Problem details
Every record below is to be reproduced exactly.

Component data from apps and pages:
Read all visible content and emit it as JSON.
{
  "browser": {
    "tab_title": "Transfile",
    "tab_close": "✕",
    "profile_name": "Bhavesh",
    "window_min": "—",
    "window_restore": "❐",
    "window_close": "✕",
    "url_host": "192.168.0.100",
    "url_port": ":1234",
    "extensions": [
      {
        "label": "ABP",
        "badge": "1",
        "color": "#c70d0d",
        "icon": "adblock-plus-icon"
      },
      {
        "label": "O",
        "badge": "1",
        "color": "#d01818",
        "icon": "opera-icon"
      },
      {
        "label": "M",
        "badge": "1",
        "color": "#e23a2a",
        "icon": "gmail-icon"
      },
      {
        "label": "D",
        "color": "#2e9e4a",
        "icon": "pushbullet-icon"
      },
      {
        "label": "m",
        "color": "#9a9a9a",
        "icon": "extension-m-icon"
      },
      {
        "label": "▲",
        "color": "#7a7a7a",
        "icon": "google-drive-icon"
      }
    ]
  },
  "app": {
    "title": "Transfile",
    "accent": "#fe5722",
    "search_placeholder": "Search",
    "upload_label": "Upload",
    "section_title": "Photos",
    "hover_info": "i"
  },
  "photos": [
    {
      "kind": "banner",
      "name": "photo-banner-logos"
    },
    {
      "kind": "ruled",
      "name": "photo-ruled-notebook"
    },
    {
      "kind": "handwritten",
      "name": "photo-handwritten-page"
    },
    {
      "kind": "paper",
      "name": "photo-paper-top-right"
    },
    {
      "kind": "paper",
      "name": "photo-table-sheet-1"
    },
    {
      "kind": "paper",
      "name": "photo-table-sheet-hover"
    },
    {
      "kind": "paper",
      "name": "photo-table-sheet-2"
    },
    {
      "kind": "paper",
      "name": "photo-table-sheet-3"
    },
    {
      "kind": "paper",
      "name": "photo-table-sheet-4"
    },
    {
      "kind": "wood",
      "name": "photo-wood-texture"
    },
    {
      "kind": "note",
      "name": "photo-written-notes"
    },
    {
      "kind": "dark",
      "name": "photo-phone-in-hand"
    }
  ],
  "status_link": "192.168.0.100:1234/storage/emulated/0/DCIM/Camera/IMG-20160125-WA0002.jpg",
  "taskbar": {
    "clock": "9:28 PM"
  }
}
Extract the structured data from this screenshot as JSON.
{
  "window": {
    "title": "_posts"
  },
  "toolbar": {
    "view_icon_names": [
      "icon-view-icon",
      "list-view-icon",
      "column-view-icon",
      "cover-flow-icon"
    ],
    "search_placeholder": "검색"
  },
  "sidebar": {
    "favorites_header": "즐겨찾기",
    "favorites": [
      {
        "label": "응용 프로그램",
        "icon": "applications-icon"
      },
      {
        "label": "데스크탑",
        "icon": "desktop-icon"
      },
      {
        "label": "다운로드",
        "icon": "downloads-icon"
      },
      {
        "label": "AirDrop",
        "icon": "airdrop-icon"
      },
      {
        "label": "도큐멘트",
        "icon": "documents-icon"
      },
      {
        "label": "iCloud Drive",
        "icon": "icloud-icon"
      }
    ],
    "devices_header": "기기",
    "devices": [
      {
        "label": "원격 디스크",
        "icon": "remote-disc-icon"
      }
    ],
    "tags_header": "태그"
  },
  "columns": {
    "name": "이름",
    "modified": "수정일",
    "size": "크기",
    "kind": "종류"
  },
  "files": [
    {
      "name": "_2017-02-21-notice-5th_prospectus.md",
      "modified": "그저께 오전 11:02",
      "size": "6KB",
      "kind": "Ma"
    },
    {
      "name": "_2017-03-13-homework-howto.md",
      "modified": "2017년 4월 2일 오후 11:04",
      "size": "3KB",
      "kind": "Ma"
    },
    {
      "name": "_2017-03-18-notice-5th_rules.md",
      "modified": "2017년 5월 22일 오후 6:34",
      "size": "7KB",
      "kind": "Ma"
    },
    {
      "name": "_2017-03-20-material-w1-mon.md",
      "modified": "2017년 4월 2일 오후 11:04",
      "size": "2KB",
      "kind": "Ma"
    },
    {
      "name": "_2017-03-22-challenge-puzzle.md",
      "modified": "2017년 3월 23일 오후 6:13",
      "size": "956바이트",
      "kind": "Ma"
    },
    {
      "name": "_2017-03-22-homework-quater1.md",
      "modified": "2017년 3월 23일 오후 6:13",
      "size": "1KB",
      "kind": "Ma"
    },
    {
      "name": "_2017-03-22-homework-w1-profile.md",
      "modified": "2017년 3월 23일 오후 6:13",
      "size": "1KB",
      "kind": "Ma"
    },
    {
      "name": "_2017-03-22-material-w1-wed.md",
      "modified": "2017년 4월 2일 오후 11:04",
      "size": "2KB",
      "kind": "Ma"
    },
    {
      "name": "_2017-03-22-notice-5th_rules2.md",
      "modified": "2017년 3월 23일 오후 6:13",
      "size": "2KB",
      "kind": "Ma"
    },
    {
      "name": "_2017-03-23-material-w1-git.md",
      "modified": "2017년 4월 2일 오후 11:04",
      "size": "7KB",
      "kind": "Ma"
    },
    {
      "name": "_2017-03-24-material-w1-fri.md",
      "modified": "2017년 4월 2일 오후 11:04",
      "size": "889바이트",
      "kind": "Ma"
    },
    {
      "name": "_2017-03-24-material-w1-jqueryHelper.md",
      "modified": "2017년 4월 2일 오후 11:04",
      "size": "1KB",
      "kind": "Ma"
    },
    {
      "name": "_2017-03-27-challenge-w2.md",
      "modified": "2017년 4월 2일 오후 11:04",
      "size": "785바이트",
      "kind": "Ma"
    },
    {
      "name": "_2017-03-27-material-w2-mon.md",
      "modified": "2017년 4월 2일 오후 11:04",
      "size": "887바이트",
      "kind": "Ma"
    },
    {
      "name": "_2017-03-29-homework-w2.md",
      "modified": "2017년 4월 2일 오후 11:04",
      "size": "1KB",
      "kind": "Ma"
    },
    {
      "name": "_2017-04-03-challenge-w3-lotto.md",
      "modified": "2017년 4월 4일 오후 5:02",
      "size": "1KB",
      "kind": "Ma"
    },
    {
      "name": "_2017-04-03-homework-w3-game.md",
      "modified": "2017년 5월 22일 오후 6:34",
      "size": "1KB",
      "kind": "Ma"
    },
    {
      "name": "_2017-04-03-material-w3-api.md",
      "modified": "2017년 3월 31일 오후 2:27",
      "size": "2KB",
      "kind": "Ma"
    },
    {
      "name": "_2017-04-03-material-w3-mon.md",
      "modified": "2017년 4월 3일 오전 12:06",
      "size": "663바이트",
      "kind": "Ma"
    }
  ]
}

Output below
Read all visible content and emit it as JSON.
{
  "browser": {
    "tab_title": "Transfile",
    "tab_close": "✕",
    "profile_name": "Bhavesh",
    "window_min": "—",
    "window_restore": "❐",
    "window_close": "✕",
    "url_host": "192.168.0.100",
    "url_port": ":1234",
    "extensions": [
      {
        "label": "ABP",
        "badge": "1",
        "color": "#c70d0d",
        "icon": "adblock-plus-icon"
      },
      {
        "label": "O",
        "badge": "1",
        "color": "#d01818",
        "icon": "opera-icon"
      },
      {
        "label": "M",
        "badge": "1",
        "color": "#e23a2a",
        "icon": "gmail-icon"
      },
      {
        "label": "D",
        "color": "#2e9e4a",
        "icon": "pushbullet-icon"
      },
      {
        "label": "m",
        "color": "#9a9a9a",
        "icon": "extension-m-icon"
      },
      {
        "label": "▲",
        "color": "#7a7a7a",
        "icon": "google-drive-icon"
      }
    ]
  },
  "app": {
    "title": "Transfile",
    "accent": "#fe5722",
    "search_placeholder": "Search",
    "upload_label": "Upload",
    "section_title": "Photos",
    "hover_info": "i"
  },
  "photos": [
    {
      "kind": "banner",
      "name": "photo-banner-logos"
    },
    {
      "kind": "ruled",
      "name": "photo-ruled-notebook"
    },
    {
      "kind": "handwritten",
      "name": "photo-handwritten-page"
    },
    {
      "kind": "paper",
      "name": "photo-paper-top-right"
    },
    {
      "kind": "paper",
      "name": "photo-table-sheet-1"
    },
    {
      "kind": "paper",
      "name": "photo-table-sheet-hover"
    },
    {
      "kind": "paper",
      "name": "photo-table-sheet-2"
    },
    {
      "kind": "paper",
      "name": "photo-table-sheet-3"
    },
    {
      "kind": "paper",
      "name": "photo-table-sheet-4"
    },
    {
      "kind": "wood",
      "name": "photo-wood-texture"
    },
    {
      "kind": "note",
      "name": "photo-written-notes"
    },
    {
      "kind": "dark",
      "name": "photo-phone-in-hand"
    }
  ],
  "status_link": "192.168.0.100:1234/storage/emulated/0/DCIM/Camera/IMG-20160125-WA0002.jpg",
  "taskbar": {
    "clock": "9:28 PM"
  }
}
Extract the structured data from this screenshot as JSON.
{
  "window": {
    "title": "_posts"
  },
  "toolbar": {
    "view_icon_names": [
      "icon-view-icon",
      "list-view-icon",
      "column-view-icon",
      "cover-flow-icon"
    ],
    "search_placeholder": "검색"
  },
  "sidebar": {
    "favorites_header": "즐겨찾기",
    "favorites": [
      {
        "label": "응용 프로그램",
        "icon": "applications-icon"
      },
      {
        "label": "데스크탑",
        "icon": "desktop-icon"
      },
      {
        "label": "다운로드",
        "icon": "downloads-icon"
      },
      {
        "label": "AirDrop",
        "icon": "airdrop-icon"
      },
      {
        "label": "도큐멘트",
        "icon": "documents-icon"
      },
      {
        "label": "iCloud Drive",
        "icon": "icloud-icon"
      }
    ],
    "devices_header": "기기",
    "devices": [
      {
        "label": "원격 디스크",
        "icon": "remote-disc-icon"
      }
    ],
    "tags_header": "태그"
  },
  "columns": {
    "name": "이름",
    "modified": "수정일",
    "size": "크기",
    "kind": "종류"
  },
  "files": [
    {
      "name": "_2017-02-21-notice-5th_prospectus.md",
      "modified": "그저께 오전 11:02",
      "size": "6KB",
      "kind": "Ma"
    },
    {
      "name": "_2017-03-13-homework-howto.md",
      "modified": "2017년 4월 2일 오후 11:04",
      "size": "3KB",
      "kind": "Ma"
    },
    {
      "name": "_2017-03-18-notice-5th_rules.md",
      "modified": "2017년 5월 22일 오후 6:34",
      "size": "7KB",
      "kind": "Ma"
    },
    {
      "name": "_2017-03-20-material-w1-mon.md",
      "modified": "2017년 4월 2일 오후 11:04",
      "size": "2KB",
      "kind": "Ma"
    },
    {
      "name": "_2017-03-22-challenge-puzzle.md",
      "modified": "2017년 3월 23일 오후 6:13",
      "size": "956바이트",
      "kind": "Ma"
    },
    {
      "name": "_2017-03-22-homework-quater1.md",
      "modified": "2017년 3월 23일 오후 6:13",
      "size": "1KB",
      "kind": "Ma"
    },
    {
      "name": "_2017-03-22-homework-w1-profile.md",
      "modified": "2017년 3월 23일 오후 6:13",
      "size": "1KB",
      "kind": "Ma"
    },
    {
      "name": "_2017-03-22-material-w1-wed.md",
      "modified": "2017년 4월 2일 오후 11:04",
      "size": "2KB",
      "kind": "Ma"
    },
    {
      "name": "_2017-03-22-notice-5th_rules2.md",
      "modified": "2017년 3월 23일 오후 6:13",
      "size": "2KB",
      "kind": "Ma"
    },
    {
      "name": "_2017-03-23-material-w1-git.md",
      "modified": "2017년 4월 2일 오후 11:04",
      "size": "7KB",
      "kind": "Ma"
    },
    {
      "name": "_2017-03-24-material-w1-fri.md",
      "modified": "2017년 4월 2일 오후 11:04",
      "size": "889바이트",
      "kind": "Ma"
    },
    {
      "name": "_2017-03-24-material-w1-jqueryHelper.md",
      "modified": "2017년 4월 2일 오후 11:04",
      "size": "1KB",
      "kind": "Ma"
    },
    {
      "name": "_2017-03-27-challenge-w2.md",
      "modified": "2017년 4월 2일 오후 11:04",
      "size": "785바이트",
      "kind": "Ma"
    },
    {
      "name": "_2017-03-27-material-w2-mon.md",
      "modified": "2017년 4월 2일 오후 11:04",
      "size": "887바이트",
      "kind": "Ma"
    },
    {
      "name": "_2017-03-29-homework-w2.md",
      "modified": "2017년 4월 2일 오후 11:04",
      "size": "1KB",
      "kind": "Ma"
    },
    {
      "name": "_2017-04-03-challenge-w3-lotto.md",
      "modified": "2017년 4월 4일 오후 5:02",
      "size": "1KB",
      "kind": "Ma"
    },
    {
      "name": "_2017-04-03-homework-w3-game.md",
      "modified": "2017년 5월 22일 오후 6:34",
      "size": "1KB",
      "kind": "Ma"
    },
    {
      "name": "_2017-04-03-material-w3-api.md",
      "modified": "2017년 3월 31일 오후 2:27",
      "size": "2KB",
      "kind": "Ma"
    },
    {
      "name": "_2017-04-03-material-w3-mon.md",
      "modified": "2017년 4월 3일 오전 12:06",
      "size": "663바이트",
      "kind": "Ma"
    }
  ]
}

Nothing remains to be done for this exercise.